6. Mood or Demeanor Regarding School
It is natural for children to be a little tentative about beginning school. They will be separated from their parents and, at least during the first few days, will be in an unfamiliar environment. However, children who are ready to begin school are likely excited about it. They are eager to talk about the activities they will get to do in school or the new friends they will make there.
Does your child seem excited about going to school or is he reluctant and unenthused as the departure time nears? Does your child enjoy going to new classes such as a local art class or music class? Does your child complain of stomach aches or other discomforts in an attempt to avoid going to organized classes?
As with most decisions, there are both positive aspects and negative aspects to allowing your child to wait a year before beginning kindergarten.
The Benefits of Waiting a Year
Time for a Child to Grow at His or Her Own Pace: As I stated earlier, children mature at their own pace. Rushing a child or expressing disappointment or frustration at his lack of maturity has a negative impact on a child’s self-esteem and does not accomplish the goal of “growing up faster.”
Opportunities to Acquire Needed Skills: Children learn through experience, exposure and practice. An extra year at home or in daycare can lead to extra opportunities to practice and acquire basic skills. Also, this extra time will give your child the opportunity to gain these skills without the pressure to perform as his peers perform.
Competence Fuels Confidence: As your child gains skills, he also gains confidence. He learns that acquiring skills takes practice and patience. An extra year can allow a child to become confident in his skills and begin kindergarten with a higher amount of self-confidence.
Drawbacks to Holding Your Child Back
Missing Friends: If your child has a large group of similarly aged friends, he may miss them as they go on to kindergarten while he stays behind. Also, he may not understand why his peers were allowed to advance to the next level while he was asked to stay behind an extra year.

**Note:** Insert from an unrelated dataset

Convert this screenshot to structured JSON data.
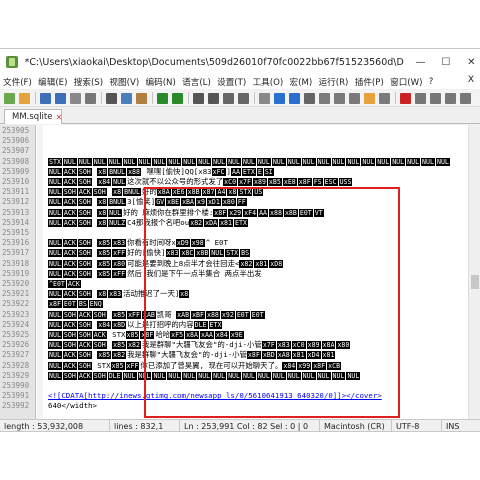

Possible Boredom: When a child spends another year at home with a parent or caregiver or in a daycare setting, he may become bored by the lack of variety. For many children, beginning kindergarten is an exciting and stimulating experience that can be difficult to replicate if the child remains at home for an extra year.
Financial Considerations: Depending on your child’s current situation (whether he is in a private preschool or daycare, at home with a parent, or at home with a caregiver), waiting a year to send your child to kindergarten can add one additional year of financial stress to your family’s budget. Particularly in the event your child will attend a public kindergarten, sending your child a year early would avoid the childcare expense incurred during the missed year. This is certainly a consideration and one that each family needs to evaluate for themselves.
You Know Your Child Best
As you make this important decision for your child, it may be worthwhile to discuss your thoughts or concerns with teachers and administrators at the school you are considering. These adults have a great deal of experience evaluating children and know the challenges and expectations your child will face. As a result, they can help you understand what challenges your child will come up against and their recommendations and guidance can be very valuable.
Also, you may wish to complete a free online kindergarten readiness test which will guide you through a series of questions about your child’s existing skill level relative to what will be expected of him in kindergarten. Based on the results of that assessment, you can better evaluate your child’s true abilities and readiness to begin school.
Finally, trust your instincts! When caring adults make thoughtful decisions for their children, the best scenario generally prevails. You know your child best so trust that any decision you make for your child will be the right one.
- Photo: By U.S. Navy photo by Mass Communication Specialist 2nd Class Eric J. Cutright [Public domain], via Wikimedia Commons